The 25-year-old, from Newburgh in Fife, has returned to Scotland after cycling around the world in 195 days.
However, Mr Beaumont, who is originally from Bridge of Cally in Perthshire, is having to keep up an intense fitness regime.
If he suddenly stops exercising he could do serious damage to his body.
Mr Beaumont completed his cycle around the globe on Friday after setting off on 5 August last year.
He received official confirmation on Thursday morning from Guinness World Records that he was the new record-holder - beating the previous best by almost three months.
However, Mr Beaumont told BBC Scotland he was having to continue training on the bike, as well as walking, running and swimming.
He said: "If I was to stop for a long period of time, sit in a car, sit in a plane, not exercise, clotting could happen because my body's used to being so active.
"Just simply walking around the last few days, I get an extremely sore lower back and shins and legs.
"You think, 'Well I'm obviously very fit at this point', but specifically fit to one sport."
During his journey Mr Beaumont passed through 20 countries on a route which included Pakistan, Malaysia, Australia, New Zealand and the United States.
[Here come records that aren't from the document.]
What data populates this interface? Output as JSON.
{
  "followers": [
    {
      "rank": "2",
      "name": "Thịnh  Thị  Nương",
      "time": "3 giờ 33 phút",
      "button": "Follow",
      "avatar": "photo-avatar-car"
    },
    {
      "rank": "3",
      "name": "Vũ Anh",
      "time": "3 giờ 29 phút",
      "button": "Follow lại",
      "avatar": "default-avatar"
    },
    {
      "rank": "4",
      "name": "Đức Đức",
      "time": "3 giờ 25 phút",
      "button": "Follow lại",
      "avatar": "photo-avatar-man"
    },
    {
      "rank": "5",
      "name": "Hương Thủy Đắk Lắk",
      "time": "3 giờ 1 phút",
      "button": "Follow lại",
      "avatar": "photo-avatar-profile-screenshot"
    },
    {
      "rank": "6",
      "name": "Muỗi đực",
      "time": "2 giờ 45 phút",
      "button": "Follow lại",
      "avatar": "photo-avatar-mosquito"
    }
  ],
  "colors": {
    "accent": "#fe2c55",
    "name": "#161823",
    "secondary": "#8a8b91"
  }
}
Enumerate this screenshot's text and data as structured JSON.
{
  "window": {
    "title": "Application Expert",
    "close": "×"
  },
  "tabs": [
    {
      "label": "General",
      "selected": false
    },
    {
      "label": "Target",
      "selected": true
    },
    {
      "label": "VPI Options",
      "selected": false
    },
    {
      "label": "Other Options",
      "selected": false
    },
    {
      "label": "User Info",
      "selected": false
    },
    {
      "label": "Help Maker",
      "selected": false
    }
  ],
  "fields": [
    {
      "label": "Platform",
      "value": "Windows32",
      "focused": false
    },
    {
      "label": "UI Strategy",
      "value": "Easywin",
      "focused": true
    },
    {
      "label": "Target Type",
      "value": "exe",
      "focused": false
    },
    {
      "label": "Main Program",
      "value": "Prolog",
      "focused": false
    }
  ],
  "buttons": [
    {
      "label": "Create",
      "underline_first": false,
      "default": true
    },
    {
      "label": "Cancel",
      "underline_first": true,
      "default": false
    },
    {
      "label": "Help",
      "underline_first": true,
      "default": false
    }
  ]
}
At a news conference in Glasgow he recounted the trials and tribulations of his epic 18,297-mile journey.
They included being knocked over by a donkey and cart, having to travel under police escort, having his wallet stolen and making the difficult decision to give up being a vegetarian in order to consume enough calories to complete his challenge.
Mr Beaumont is certain his record will be broken in the future.
He said: "I am sure someone will go for it, and good on them because it is quite an adventure."
He added that soon he will have to consider what to do next.
"Once I have recovered I will set myself a new challenge," he said.
"I don't know where that will take me - but it won't be on a bicycle.
"I don't think I can cycle any further."
One item on the agenda is writing a book with his mother Una about his journey, which has raised thousands of pounds for charity.